* [Instructions for the task]: The records that follow are to be repeated exactly, with no pictures carried over.

[Collected data]

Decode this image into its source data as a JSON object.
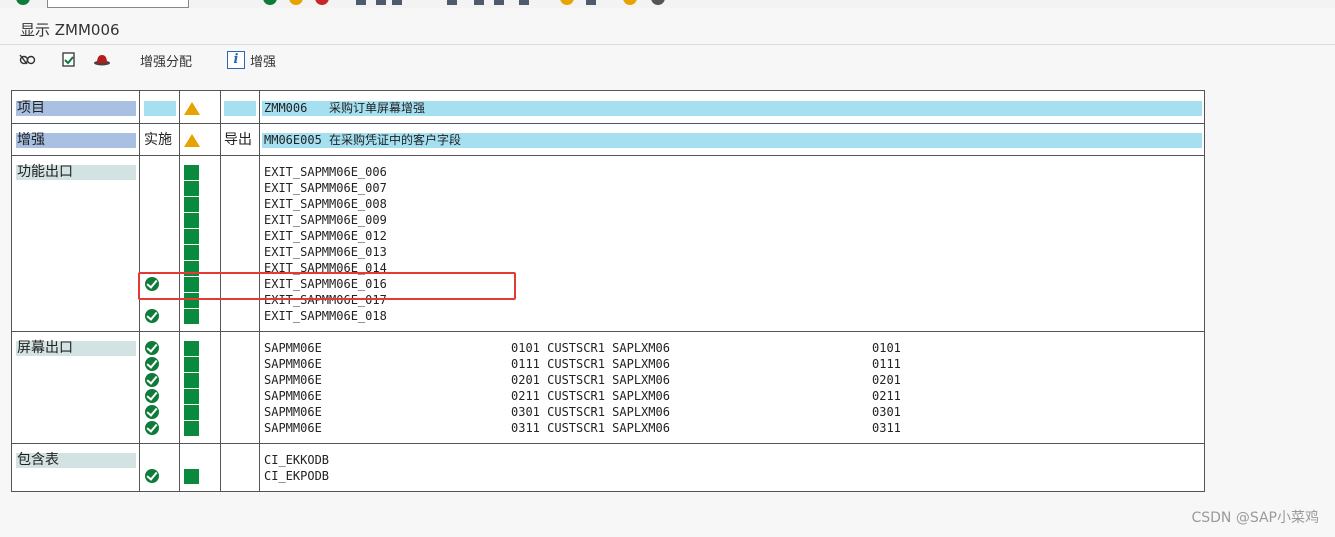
{
  "window": {
    "title": "显示 ZMM006"
  },
  "app_toolbar": {
    "enhancement_assign_label": "增强分配",
    "enhancement_label": "增强"
  },
  "header_rows": {
    "project": {
      "label": "项目",
      "value": "ZMM006   采购订单屏幕增强"
    },
    "enhancement": {
      "label": "增强",
      "impl_label": "实施",
      "export_label": "导出",
      "value": "MM06E005 在采购凭证中的客户字段"
    }
  },
  "function_exits": {
    "label": "功能出口",
    "items": [
      {
        "name": "EXIT_SAPMM06E_006",
        "implemented": false
      },
      {
        "name": "EXIT_SAPMM06E_007",
        "implemented": false
      },
      {
        "name": "EXIT_SAPMM06E_008",
        "implemented": false
      },
      {
        "name": "EXIT_SAPMM06E_009",
        "implemented": false
      },
      {
        "name": "EXIT_SAPMM06E_012",
        "implemented": false
      },
      {
        "name": "EXIT_SAPMM06E_013",
        "implemented": false
      },
      {
        "name": "EXIT_SAPMM06E_014",
        "implemented": false
      },
      {
        "name": "EXIT_SAPMM06E_016",
        "implemented": true
      },
      {
        "name": "EXIT_SAPMM06E_017",
        "implemented": false
      },
      {
        "name": "EXIT_SAPMM06E_018",
        "implemented": true
      }
    ]
  },
  "screen_exits": {
    "label": "屏幕出口",
    "items": [
      {
        "program": "SAPMM06E",
        "detail": "0101 CUSTSCR1 SAPLXM06",
        "screen": "0101"
      },
      {
        "program": "SAPMM06E",
        "detail": "0111 CUSTSCR1 SAPLXM06",
        "screen": "0111"
      },
      {
        "program": "SAPMM06E",
        "detail": "0201 CUSTSCR1 SAPLXM06",
        "screen": "0201"
      },
      {
        "program": "SAPMM06E",
        "detail": "0211 CUSTSCR1 SAPLXM06",
        "screen": "0211"
      },
      {
        "program": "SAPMM06E",
        "detail": "0301 CUSTSCR1 SAPLXM06",
        "screen": "0301"
      },
      {
        "program": "SAPMM06E",
        "detail": "0311 CUSTSCR1 SAPLXM06",
        "screen": "0311"
      }
    ]
  },
  "includes": {
    "label": "包含表",
    "items": [
      {
        "name": "CI_EKKODB",
        "implemented": false
      },
      {
        "name": "CI_EKPODB",
        "implemented": true
      }
    ]
  },
  "watermark": "CSDN @SAP小菜鸡",
  "colors": {
    "accent_green": "#0a8a3f",
    "highlight_red": "#e53935",
    "cyan": "#a5e0f1",
    "label_blue": "#a9c0e3"
  }
}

* [Task answer]:
Decode this image into its source data as a JSON object.
{
  "window": {
    "title": "显示 ZMM006"
  },
  "app_toolbar": {
    "enhancement_assign_label": "增强分配",
    "enhancement_label": "增强"
  },
  "header_rows": {
    "project": {
      "label": "项目",
      "value": "ZMM006   采购订单屏幕增强"
    },
    "enhancement": {
      "label": "增强",
      "impl_label": "实施",
      "export_label": "导出",
      "value": "MM06E005 在采购凭证中的客户字段"
    }
  },
  "function_exits": {
    "label": "功能出口",
    "items": [
      {
        "name": "EXIT_SAPMM06E_006",
        "implemented": false
      },
      {
        "name": "EXIT_SAPMM06E_007",
        "implemented": false
      },
      {
        "name": "EXIT_SAPMM06E_008",
        "implemented": false
      },
      {
        "name": "EXIT_SAPMM06E_009",
        "implemented": false
      },
      {
        "name": "EXIT_SAPMM06E_012",
        "implemented": false
      },
      {
        "name": "EXIT_SAPMM06E_013",
        "implemented": false
      },
      {
        "name": "EXIT_SAPMM06E_014",
        "implemented": false
      },
      {
        "name": "EXIT_SAPMM06E_016",
        "implemented": true
      },
      {
        "name": "EXIT_SAPMM06E_017",
        "implemented": false
      },
      {
        "name": "EXIT_SAPMM06E_018",
        "implemented": true
      }
    ]
  },
  "screen_exits": {
    "label": "屏幕出口",
    "items": [
      {
        "program": "SAPMM06E",
        "detail": "0101 CUSTSCR1 SAPLXM06",
        "screen": "0101"
      },
      {
        "program": "SAPMM06E",
        "detail": "0111 CUSTSCR1 SAPLXM06",
        "screen": "0111"
      },
      {
        "program": "SAPMM06E",
        "detail": "0201 CUSTSCR1 SAPLXM06",
        "screen": "0201"
      },
      {
        "program": "SAPMM06E",
        "detail": "0211 CUSTSCR1 SAPLXM06",
        "screen": "0211"
      },
      {
        "program": "SAPMM06E",
        "detail": "0301 CUSTSCR1 SAPLXM06",
        "screen": "0301"
      },
      {
        "program": "SAPMM06E",
        "detail": "0311 CUSTSCR1 SAPLXM06",
        "screen": "0311"
      }
    ]
  },
  "includes": {
    "label": "包含表",
    "items": [
      {
        "name": "CI_EKKODB",
        "implemented": false
      },
      {
        "name": "CI_EKPODB",
        "implemented": true
      }
    ]
  },
  "watermark": "CSDN @SAP小菜鸡",
  "colors": {
    "accent_green": "#0a8a3f",
    "highlight_red": "#e53935",
    "cyan": "#a5e0f1",
    "label_blue": "#a9c0e3"
  }
}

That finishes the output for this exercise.